One of the group’s goals is to expand the Work Opportunity Tax Credit (WOTC) program to include military spouses as a target group. Their efforts are being rewarded.
Imagine you’re almost 30, out of the military for a few years and are raising your first child. You’ve bounced around between a variety of jobs and have now decided it’s time for college. You need that formal education to fill in the gaps from your military training and to set a course for your civilian career.
This is a follow-up to my recent post about tax benefits employers earn by hiring military veterans. In addition to strong skill sets and personal characteristics, many veterans can bring an added financial benefit to their employer through the Work Opportunity Tax Credit (or WOTC).
Employers naturally have questions about how veterans qualify. How long must a veteran have served? What if they have a service-connected disability? What are the specific tax credit amounts? Today, I’ll go into these details.
If you’re a business owner, CPA or hiring executive, this is for you. Everyone knows that hiring veterans is both the right thing and the smart thing to do for many reasons.
Military veterans bring a unique set of skills to the civilian labor market. Few organizations like the military can teach, enforce and reward the characteristics of teamwork, initiative, leadership, organization and mission.
The military is also a highly diverse and talented group of people. As a result, veterans have deep experience working well with others. That experience instills respect and the ability to adapt and excel in a wide variety of circumstances. (more…)
House Resolution 5845 was introduced by Congressman Ted Poe of Texas and referred to the House Ways and Means Committee last Friday (on May 18th). As of this afternoon, the actual text of the bill is not yet available. The title, however, is listed as
H.R.5845 – To amend the Internal Revenue Code of 1986 to extend the work opportunity tax credit for veterans and to allow an exemption from an employer’s employment taxes in an amount equivalent to the value of such credit.
Catching up with the VOW to Hire Heroes Act, which was signed by President Obama in November of last year, the Internal Revenue Service has issued an updated Form 8850 and some very important guidance.

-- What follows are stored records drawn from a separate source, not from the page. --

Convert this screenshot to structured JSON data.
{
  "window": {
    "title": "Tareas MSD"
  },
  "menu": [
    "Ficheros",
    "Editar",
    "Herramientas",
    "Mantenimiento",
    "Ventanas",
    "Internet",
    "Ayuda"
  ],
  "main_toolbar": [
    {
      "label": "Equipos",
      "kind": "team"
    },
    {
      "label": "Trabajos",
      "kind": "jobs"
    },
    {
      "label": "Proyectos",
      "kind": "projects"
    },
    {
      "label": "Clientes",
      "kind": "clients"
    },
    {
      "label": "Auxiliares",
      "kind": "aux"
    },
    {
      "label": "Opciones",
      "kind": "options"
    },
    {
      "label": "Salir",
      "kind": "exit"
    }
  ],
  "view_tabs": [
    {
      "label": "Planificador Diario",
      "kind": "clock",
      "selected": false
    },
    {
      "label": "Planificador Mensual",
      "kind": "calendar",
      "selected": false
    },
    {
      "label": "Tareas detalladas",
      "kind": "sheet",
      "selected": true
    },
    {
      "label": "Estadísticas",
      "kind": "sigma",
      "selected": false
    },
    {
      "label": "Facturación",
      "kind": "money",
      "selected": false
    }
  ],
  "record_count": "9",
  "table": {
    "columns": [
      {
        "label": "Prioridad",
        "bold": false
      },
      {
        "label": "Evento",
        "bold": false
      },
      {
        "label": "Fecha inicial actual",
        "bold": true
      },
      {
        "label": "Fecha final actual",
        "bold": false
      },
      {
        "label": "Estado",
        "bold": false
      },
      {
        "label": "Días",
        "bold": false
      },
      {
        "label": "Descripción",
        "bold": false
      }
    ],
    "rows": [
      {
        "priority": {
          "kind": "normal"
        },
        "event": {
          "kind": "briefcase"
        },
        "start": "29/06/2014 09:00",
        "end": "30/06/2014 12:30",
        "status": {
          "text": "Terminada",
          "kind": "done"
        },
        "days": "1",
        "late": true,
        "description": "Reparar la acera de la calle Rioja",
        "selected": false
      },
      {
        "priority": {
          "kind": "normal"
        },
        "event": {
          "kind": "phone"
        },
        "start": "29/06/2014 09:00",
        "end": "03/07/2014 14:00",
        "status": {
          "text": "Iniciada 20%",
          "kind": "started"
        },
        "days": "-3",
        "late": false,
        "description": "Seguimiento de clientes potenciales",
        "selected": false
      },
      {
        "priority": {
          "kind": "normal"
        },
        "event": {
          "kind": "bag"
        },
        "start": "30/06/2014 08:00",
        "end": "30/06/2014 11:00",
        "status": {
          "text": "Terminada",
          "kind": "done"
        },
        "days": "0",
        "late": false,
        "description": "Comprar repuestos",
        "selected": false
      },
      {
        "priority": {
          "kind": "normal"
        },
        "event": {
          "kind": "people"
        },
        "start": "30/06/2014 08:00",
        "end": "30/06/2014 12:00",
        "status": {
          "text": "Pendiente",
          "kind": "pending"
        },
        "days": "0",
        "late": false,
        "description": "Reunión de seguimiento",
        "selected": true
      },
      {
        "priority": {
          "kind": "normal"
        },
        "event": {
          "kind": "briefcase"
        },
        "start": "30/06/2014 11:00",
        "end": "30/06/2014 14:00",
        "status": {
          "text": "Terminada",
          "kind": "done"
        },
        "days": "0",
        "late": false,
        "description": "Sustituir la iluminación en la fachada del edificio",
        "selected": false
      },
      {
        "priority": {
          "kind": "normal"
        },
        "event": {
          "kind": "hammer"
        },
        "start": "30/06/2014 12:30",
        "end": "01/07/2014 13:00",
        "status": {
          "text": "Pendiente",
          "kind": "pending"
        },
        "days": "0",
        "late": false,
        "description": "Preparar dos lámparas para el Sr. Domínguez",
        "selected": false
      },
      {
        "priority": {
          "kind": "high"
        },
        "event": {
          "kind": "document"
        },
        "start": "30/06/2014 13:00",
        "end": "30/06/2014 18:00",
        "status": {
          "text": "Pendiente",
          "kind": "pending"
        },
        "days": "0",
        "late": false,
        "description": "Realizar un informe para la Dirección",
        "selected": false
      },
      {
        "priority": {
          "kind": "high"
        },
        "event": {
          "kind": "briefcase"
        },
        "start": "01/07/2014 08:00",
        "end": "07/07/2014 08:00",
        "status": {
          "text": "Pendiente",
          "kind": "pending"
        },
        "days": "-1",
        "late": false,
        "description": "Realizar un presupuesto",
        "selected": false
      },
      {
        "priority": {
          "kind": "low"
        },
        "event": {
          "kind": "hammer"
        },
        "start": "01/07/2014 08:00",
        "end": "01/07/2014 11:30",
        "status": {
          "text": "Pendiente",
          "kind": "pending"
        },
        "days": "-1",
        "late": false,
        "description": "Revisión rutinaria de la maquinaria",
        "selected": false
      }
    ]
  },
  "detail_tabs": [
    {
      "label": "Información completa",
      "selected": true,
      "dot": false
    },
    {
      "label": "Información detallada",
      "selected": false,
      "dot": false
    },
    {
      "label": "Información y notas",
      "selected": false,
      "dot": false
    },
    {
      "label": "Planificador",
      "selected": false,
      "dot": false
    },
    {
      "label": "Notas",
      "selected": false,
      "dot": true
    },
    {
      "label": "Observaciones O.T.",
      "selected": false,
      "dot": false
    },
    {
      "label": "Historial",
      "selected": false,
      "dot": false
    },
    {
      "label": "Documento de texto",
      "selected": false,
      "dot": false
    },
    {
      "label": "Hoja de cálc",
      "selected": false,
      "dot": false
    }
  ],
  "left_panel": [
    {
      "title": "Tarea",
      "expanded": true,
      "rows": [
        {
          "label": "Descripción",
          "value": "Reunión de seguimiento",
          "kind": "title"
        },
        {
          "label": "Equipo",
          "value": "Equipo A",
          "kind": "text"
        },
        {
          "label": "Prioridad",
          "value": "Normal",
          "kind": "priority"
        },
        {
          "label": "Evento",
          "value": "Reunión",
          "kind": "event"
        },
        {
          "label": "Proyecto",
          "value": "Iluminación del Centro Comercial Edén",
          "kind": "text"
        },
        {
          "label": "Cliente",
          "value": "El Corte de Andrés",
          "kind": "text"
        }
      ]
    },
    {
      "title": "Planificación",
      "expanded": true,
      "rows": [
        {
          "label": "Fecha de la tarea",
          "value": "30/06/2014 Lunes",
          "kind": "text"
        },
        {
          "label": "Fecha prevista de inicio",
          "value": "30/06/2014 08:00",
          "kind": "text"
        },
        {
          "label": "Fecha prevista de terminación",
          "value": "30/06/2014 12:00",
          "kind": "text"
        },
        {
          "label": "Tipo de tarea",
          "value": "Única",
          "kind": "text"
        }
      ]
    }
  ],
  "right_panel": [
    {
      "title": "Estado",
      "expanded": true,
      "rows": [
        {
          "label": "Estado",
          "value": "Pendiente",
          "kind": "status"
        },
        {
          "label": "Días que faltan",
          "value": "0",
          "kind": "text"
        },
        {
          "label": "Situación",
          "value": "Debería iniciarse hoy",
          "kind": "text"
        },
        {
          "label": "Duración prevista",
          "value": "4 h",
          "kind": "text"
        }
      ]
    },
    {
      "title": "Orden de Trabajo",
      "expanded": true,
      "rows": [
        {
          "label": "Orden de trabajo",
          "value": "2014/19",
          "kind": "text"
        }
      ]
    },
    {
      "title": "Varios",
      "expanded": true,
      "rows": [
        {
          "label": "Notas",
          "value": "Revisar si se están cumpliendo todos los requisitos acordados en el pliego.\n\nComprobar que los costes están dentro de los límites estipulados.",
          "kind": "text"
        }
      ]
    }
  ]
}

Disconnected Youth: Although not unexpected, I should note that in preparing the updated IRS 8850 Pre-screening Notice, the IRS has removed the questions related to qualifying Disconnected Youth. This category expired on December 31, 2010.

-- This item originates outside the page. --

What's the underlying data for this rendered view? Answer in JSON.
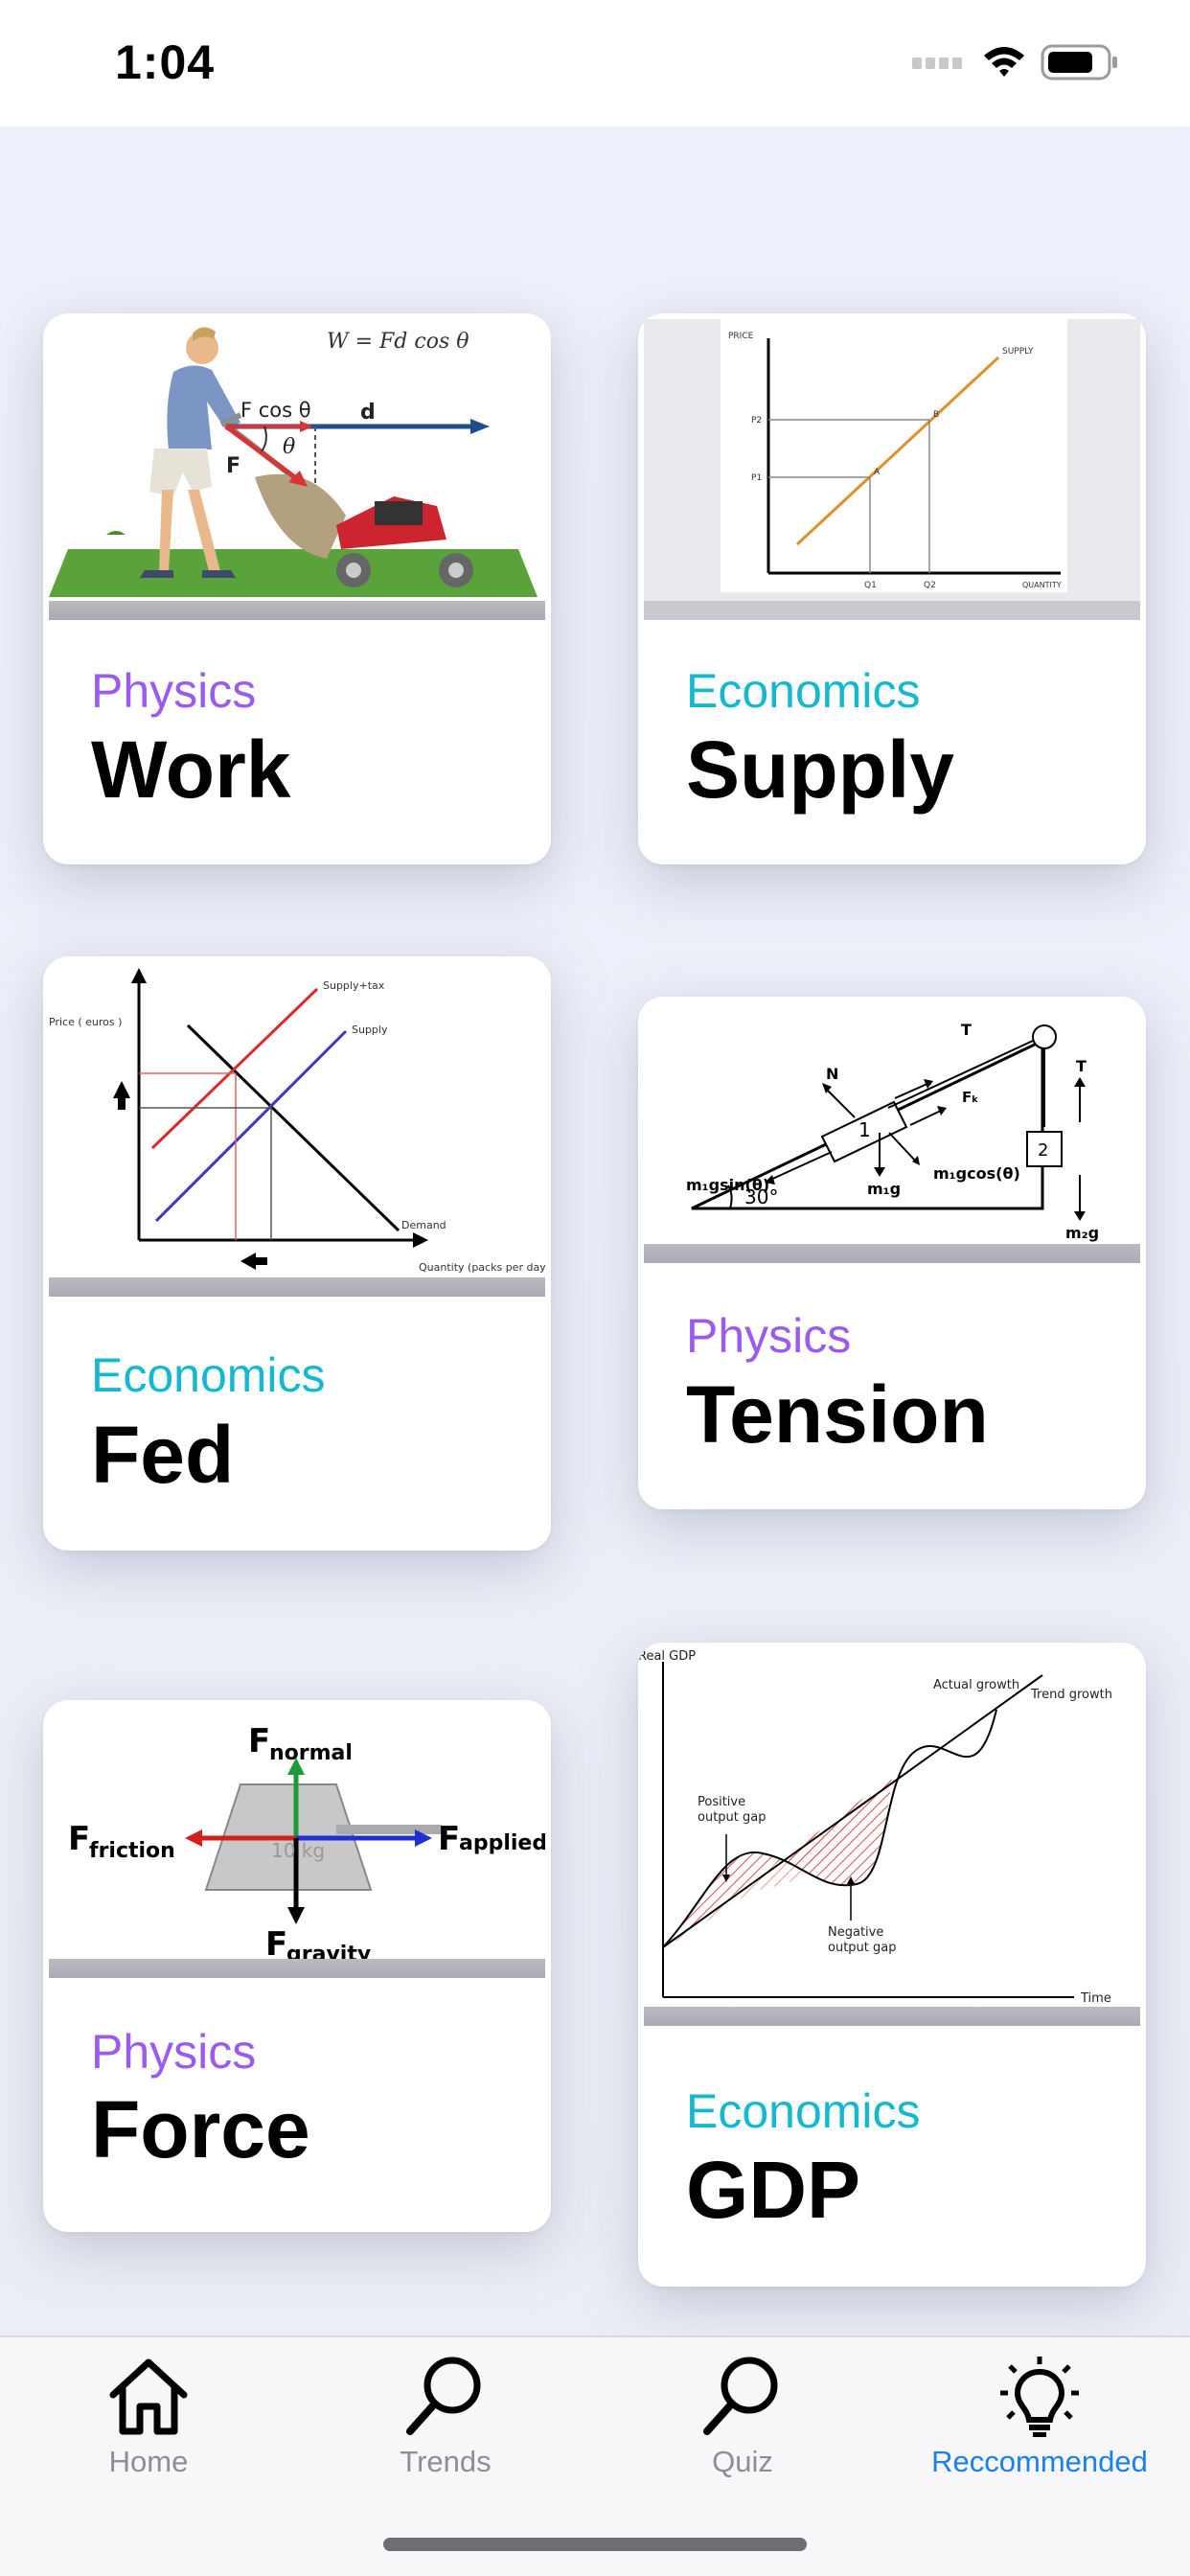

We’ve been clinging to the hope that it would be added-back with the extension of WOTC. I personally have not given up on that hope. Also, if I am not mistaken, the Department of Labor’s current instructions to State Workforce Agencies still requires them to reserve disconnected youth applications on file pending future instructions.
Notice 2012-13: Notice 2012-13 provides guidance on a number of important issues and should not be overlooked. I suggest a thorough reading. Major topics covered include:
- Background of the new veterans categories
- Transition relief (a grace period extending the 28-day submission deadline for IRS 8850 for qualified veterans hired between November 22, 2011 and May 22, 2012)
- The use of electronic signatures for IRS 8850
- Signing or filing IRS 8850 by FAX transmission
- Guidance for tax-exempt organizations claiming WOTC
Request for Comments: In addition to the guidance provided by the IRS on these topics, the IRS is also requesting comments about (1) alternative methods for certification of qualified veterans and (2)alternative methods of filing Form 8850.
In summary, with this notice the IRS has given us a lot to think about and a lot of work to do.
The following instructions are copied directly from the document recently published by the US Department of Labor.
Vow to Hire Heroes Act – Work Opportunity Tax Credit Provisions: Interim Instructions for State Workforce Agencies and Employers
On November 21, 2011, the President signed into law the “Vow to Hire Heroes Act”, which amends and expands the definition of Veteran target groups for the Work Opportunity Tax Credit (WOTC). These provisions became effective the day after the President signed the Act into law (November 22, 2011). (more…)